The HSUS has a good overview of the issue, as well as recommendations for action. You can read it here.

With all of the technological and scientific capabilities of the industrial age, surely this isn't the best we can do.

Puppy Mill Awareness Day - September 17

This coming Saturday in several communities in the U.S., many in the animal protection community will gather to raise awareness about the horrors of puppy mills.

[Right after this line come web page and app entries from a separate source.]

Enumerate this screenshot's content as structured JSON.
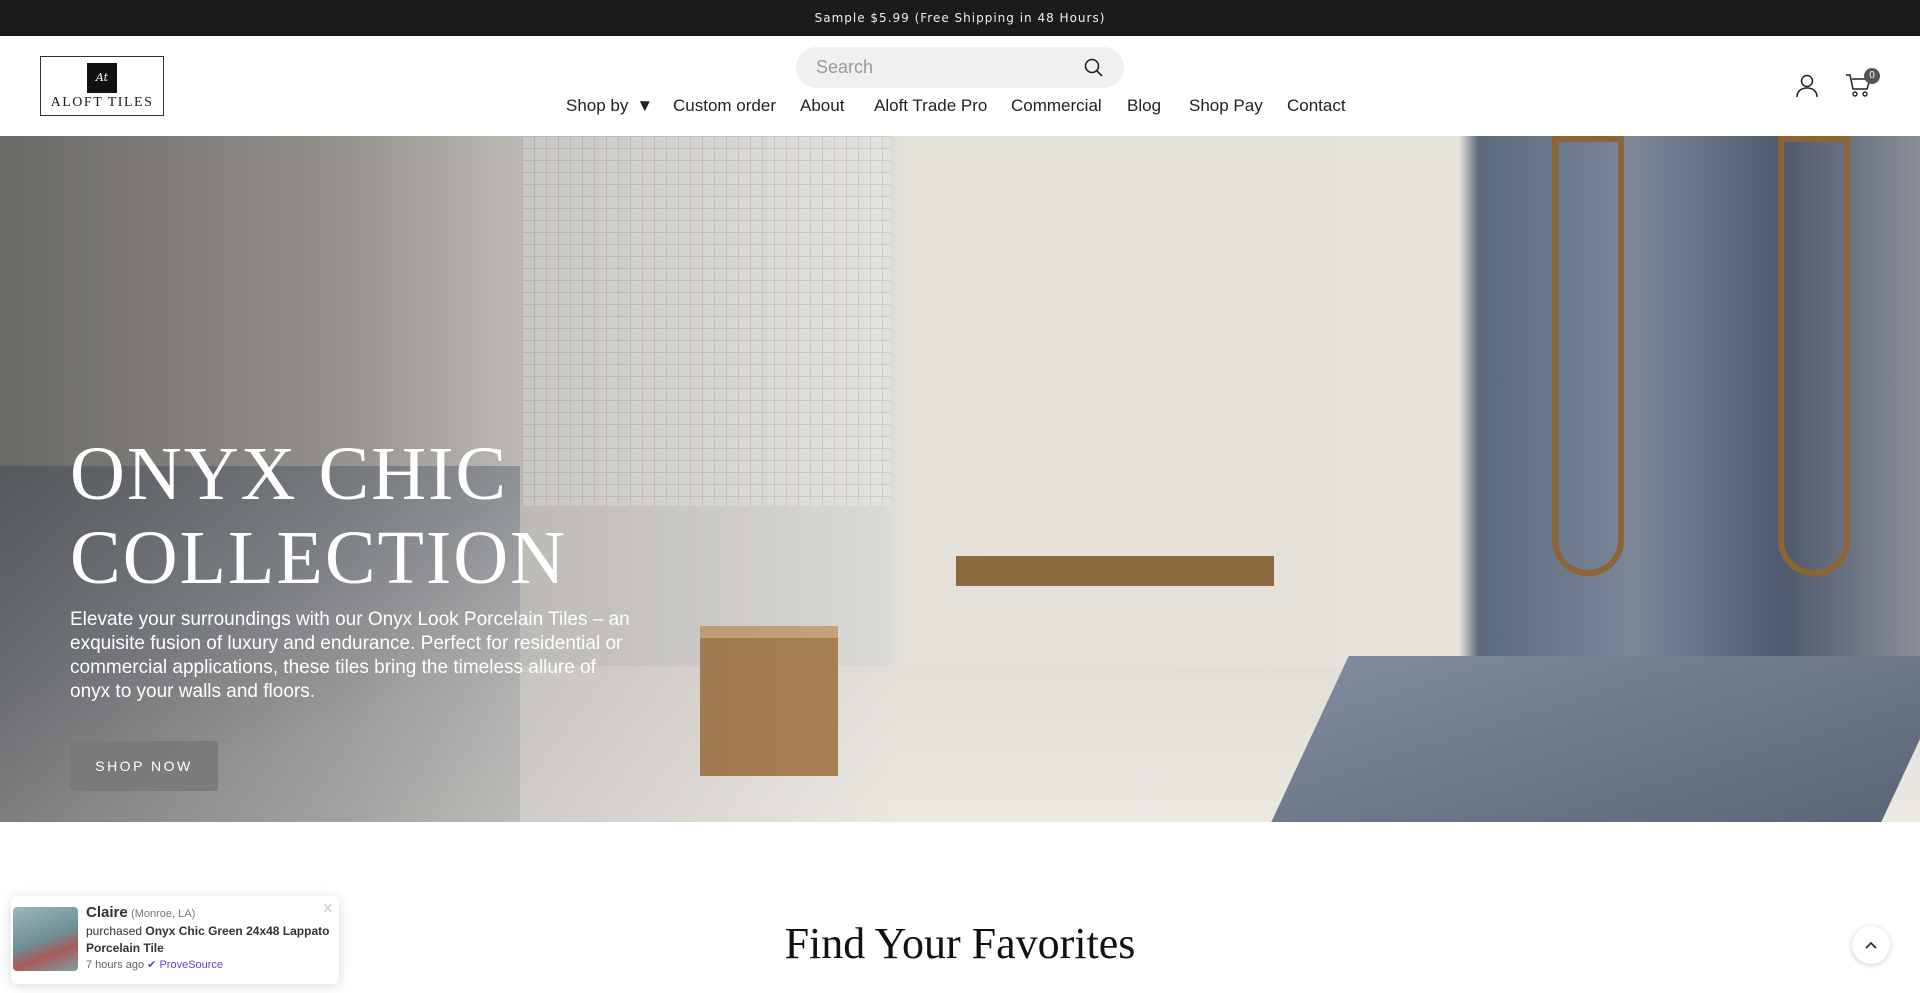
{
  "announcement": "Sample $5.99 (Free Shipping in 48 Hours)",
  "logo": {
    "name": "ALOFT TILES",
    "mark": "At"
  },
  "search": {
    "placeholder": "Search"
  },
  "nav": [
    {
      "label": "Shop by",
      "has_dropdown": true
    },
    {
      "label": "Custom order"
    },
    {
      "label": "About"
    },
    {
      "label": "Aloft Trade Pro"
    },
    {
      "label": "Commercial"
    },
    {
      "label": "Blog"
    },
    {
      "label": "Shop Pay"
    },
    {
      "label": "Contact"
    }
  ],
  "cart": {
    "count": "0"
  },
  "hero": {
    "title_line1": "ONYX CHIC",
    "title_line2": "COLLECTION",
    "description": "Elevate your surroundings with our Onyx Look Porcelain Tiles – an exquisite fusion of luxury and endurance. Perfect for residential or commercial applications, these tiles bring the timeless allure of onyx to your walls and floors.",
    "button": "SHOP NOW"
  },
  "section_title": "Find Your Favorites",
  "notification": {
    "name": "Claire",
    "location": "(Monroe, LA)",
    "action": "purchased",
    "product": "Onyx Chic Green 24x48 Lappato Porcelain Tile",
    "time": "7 hours ago",
    "source": "ProveSource",
    "close": "×"
  },
  "colors": {
    "topbar": "#1b1b1b",
    "provesource": "#6b3fd4"
  }
}
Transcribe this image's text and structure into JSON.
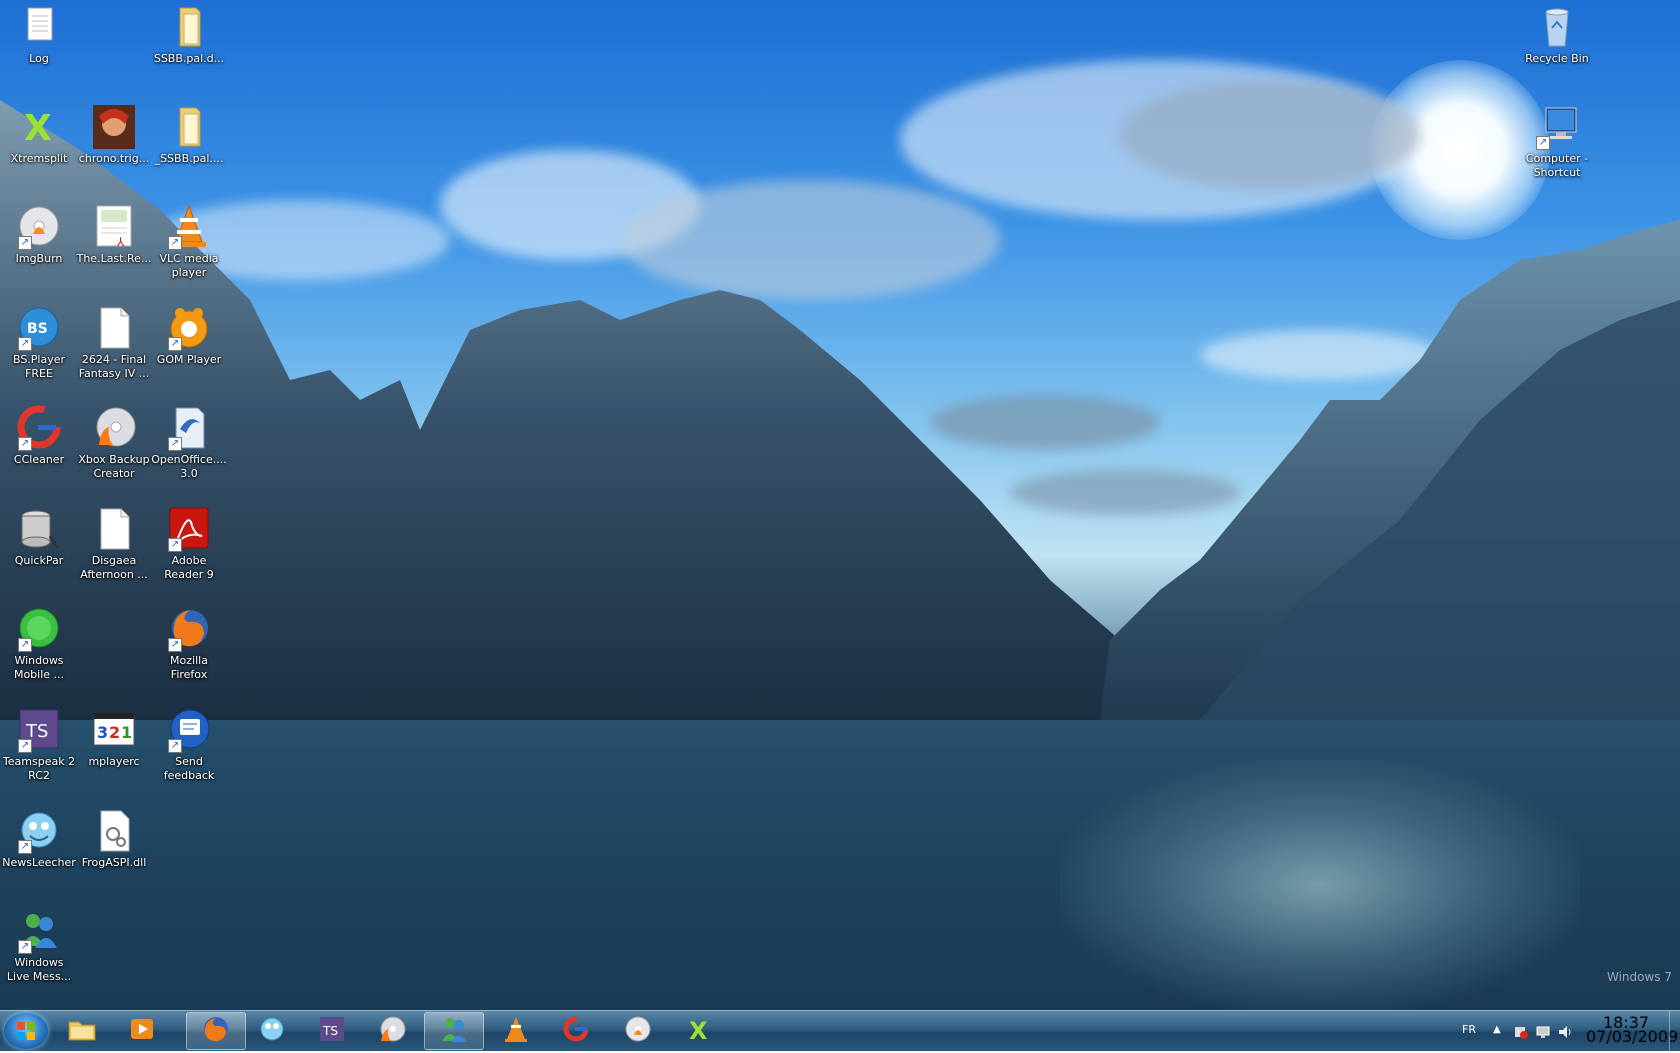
{
  "desktop_icons": [
    {
      "label": "Log"
    },
    {
      "label": "SSBB.pal.d..."
    },
    {
      "label": "Xtremsplit"
    },
    {
      "label": "chrono.trig..."
    },
    {
      "label": "_SSBB.pal...."
    },
    {
      "label": "ImgBurn"
    },
    {
      "label": "The.Last.Re..."
    },
    {
      "label": "VLC media\nplayer"
    },
    {
      "label": "BS.Player\nFREE"
    },
    {
      "label": "2624 - Final\nFantasy IV ..."
    },
    {
      "label": "GOM Player"
    },
    {
      "label": "CCleaner"
    },
    {
      "label": "Xbox Backup\nCreator"
    },
    {
      "label": "OpenOffice....\n3.0"
    },
    {
      "label": "QuickPar"
    },
    {
      "label": "Disgaea\nAfternoon ..."
    },
    {
      "label": "Adobe\nReader 9"
    },
    {
      "label": "Windows\nMobile ..."
    },
    {
      "label": "Mozilla\nFirefox"
    },
    {
      "label": "Teamspeak 2\nRC2"
    },
    {
      "label": "mplayerc"
    },
    {
      "label": "Send\nfeedback"
    },
    {
      "label": "NewsLeecher"
    },
    {
      "label": "FrogASPI.dll"
    },
    {
      "label": "Windows\nLive Mess..."
    },
    {
      "label": "Recycle Bin"
    },
    {
      "label": "Computer -\nShortcut"
    }
  ],
  "watermark": "Windows 7",
  "taskbar": {
    "pinned": [
      {
        "icon": "explorer-icon"
      },
      {
        "icon": "media-player-icon"
      },
      {
        "icon": "firefox-icon"
      },
      {
        "icon": "newsleecher-icon"
      },
      {
        "icon": "teamspeak-icon"
      },
      {
        "icon": "burn-disc-icon"
      },
      {
        "icon": "messenger-icon"
      },
      {
        "icon": "vlc-icon"
      },
      {
        "icon": "ccleaner-icon"
      },
      {
        "icon": "imgburn-icon"
      },
      {
        "icon": "xtremsplit-icon"
      }
    ]
  },
  "tray": {
    "language": "FR",
    "time": "18:37",
    "date": "07/03/2009"
  },
  "colors": {
    "taskbar": "#2f5d80",
    "sky": "#3d93e6"
  }
}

Despite the fact that millions of companion animals are euthanized every year in shelters because homes cannot be found for them, breeders continue their practice of making money off of the suffering of animals. Although there are responsible breeders who care deeply about animals, their presence is often overwhelmed by the thousands of puppy and kitten mills still in existence. These animal factories are often overcrowded, disease-ridden, and extremely inhumane. I'd be willing to bet that many kindhearted people would think twice about purchasing the cute puppy or kitten in the window if they knew anything about the conditions in which that animal was raised.

Fortunately, forces are mobilizing to reduce and hopefully eventually end these cruel practices. The Pet Animal Welfare Statute (PAWS, H.R. 2669/S.1139) has bipartisan support and will, if passed, amend the Animal Welfare Act to strengthen licensure requirements for breeders who sell animals to the public. It would also require that all retail pet stores keep accurate records of the origin of all dogs available for sale, something that is appallingly lacking in the current legislation.

For more about pet mills, you can click here:

Monday, September 05, 2005

Some progress on animal rescue after Katrina

Some heartening news to come out of the hurricane zone, from the HSUS website:

"JACKSON, Miss. and WASHINGTON – Late last night, rescuers with The Humane Society of the United States, working with The Humane Society of South Mississippi, picked up 42 cats and 89 dogs in Gulfport, Miss. and drove them to a staging area Jackson, Miss. There they are providing triage medical care and temporary shelter for the animals before arranging to transfer them to animal shelters around the country. "

Sadly, animal resue organizations have not yet gained access to New Orleans, and the photos on Anderson Cooper show many dead dogs as well as living ones who are tough to get to.

The ASPCA has set up databases to facilitate rescue and reunification of lost companion animals.

Many individuals stayed behind because they did not want to leave their animals and/or homes. Some of them have taken on the task of feeding the animals of others.

The North Shore Animal League has some nice photos of rescued animals.